Some years Peg Boggs, a local Avon door-to-door saleswoman, visits the decrepit Gothic mansion where Edward lives. She finds Edward alone and offers to take him to her home after discovering he is harmless. Peg introduces Edward to her family: her husband Bill, their young son Kevin, their teenage daughter Kim; the family come to see Edward as a kind person, though Kim is fearful of him. The Boggs' neighbors are curious about their new house guest, the Boggs throw a neighborhood barbecue welcoming Edward. Most of the neighbors are fascinated by Edward and befriend him, except for the eccentric religious fanatic Esmeralda and Kim's boyfriend Jim. Edward repays the neighborhood for their kindness by trimming their hedges into topiaries; this leads him to discover he can groom dogs' hair, he styles the hair of the neighborhood women. One of the neighbors, offers to help Edward open a hair salon. While scouting a location, Joyce scares him away. Joyce tells the neighborhood women that he attempted reducing their trust in him.

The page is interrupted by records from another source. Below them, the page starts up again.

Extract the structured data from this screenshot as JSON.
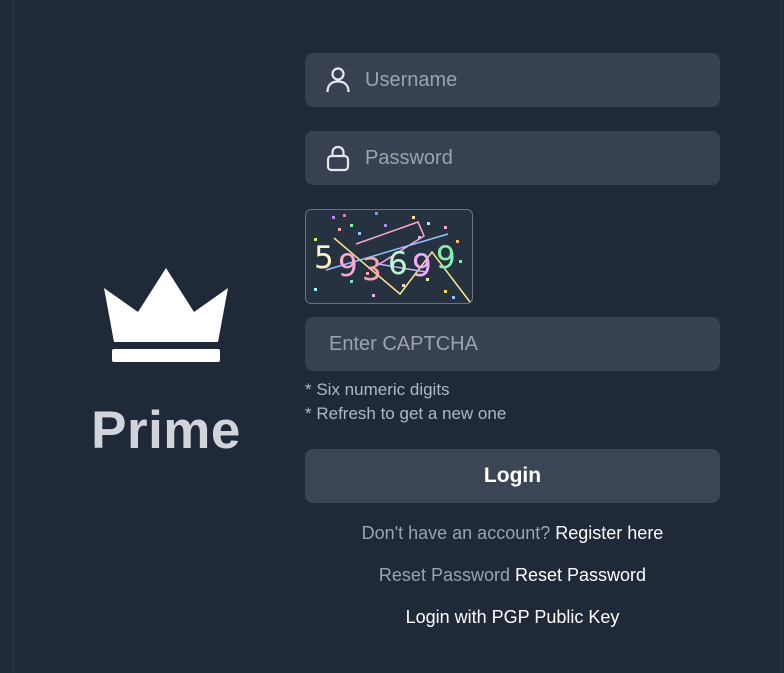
{
  "brand": {
    "name": "Prime",
    "logo_icon": "crown-icon",
    "color": "#ffffff"
  },
  "form": {
    "username": {
      "placeholder": "Username",
      "value": "",
      "icon": "user-icon"
    },
    "password": {
      "placeholder": "Password",
      "value": "",
      "icon": "lock-icon"
    },
    "captcha": {
      "image_text": "593699",
      "input_placeholder": "Enter CAPTCHA",
      "input_value": "",
      "hints": [
        "* Six numeric digits",
        "* Refresh to get a new one"
      ]
    },
    "login_button_label": "Login"
  },
  "links": {
    "register_prompt": "Don't have an account?",
    "register_link": "Register here",
    "reset_prompt": "Reset Password",
    "reset_link": "Reset Password",
    "pgp_link": "Login with PGP Public Key"
  },
  "colors": {
    "background": "#1f2937",
    "input_background": "#374151",
    "button_background": "#3b4555",
    "muted_text": "#9ca3af"
  }
}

The bank refuses to give Edward a loan as he does not have financial history. Jealous of Kim's attraction to Edward, Jim suggests Edward pick the lock on his parents' home to obtain a van for Jim and Kim. Edward agrees. Jim flees and Edward is arrested; the police determine that his period of isolation has left Edward without any sense of reality or common sense. Edward takes responsibility for the robbery, telling a surprised Kim he did it because she asked him to. Edward is shunned by those in the neighborhood except for the Boggses. During Christmas, Edward carves an angelic ice sculpture modeled after Kim. Kim dances in the snowfall. Jim calls out to Edward, surprising him and causing him to accidentally cut Kim's hand. Jim accuses Edward of intentionally harming Kim, but Kim, fed up with Jim's jealousy, breaks up with him. Edward flees in a rage, destroying his works and scaring Esmeralda until he is calmed by a stray dog. Kim's parents set out to find Edward. Edward does return to the Boggs home to find Kim there who asks him to hold her, but Edward fears he will hurt her.
Jim drives around in a drunken rage and nearly runs over Kevin, but Edward pushes Kevin to safety, inadvertently cutting him. This causes those witnessing the event to think that Edward is attacking Kevin, Jim tries attacking Edward. Edward defends himself, cutting Jim's arm, flees to the mansion. Kim races after Edward, while Jim follows Kim. In the mansion, Jim ambushes fights with him. Enraged, Edward pushes him from a window of the mansion, killing him. Kim kisses him before departing; as the police and neighbors gather, Kim leads them to believe that Edward killed each other. The elderly woman finishes telling her granddaughter the story, revealing that she is Kim and saying that she never saw Edward again, she prefers not to visit him because decades have passed and she wants him to remember her as she was in her youth. She thinks Edward is still alive, immortal because he is artificial, because of the "snow" which Edward creates when carving ice sculptures; the genesis of Edward Scissorhands came from a drawing by then-teenaged director Tim Burton, which reflected his feelings of isolation and being unable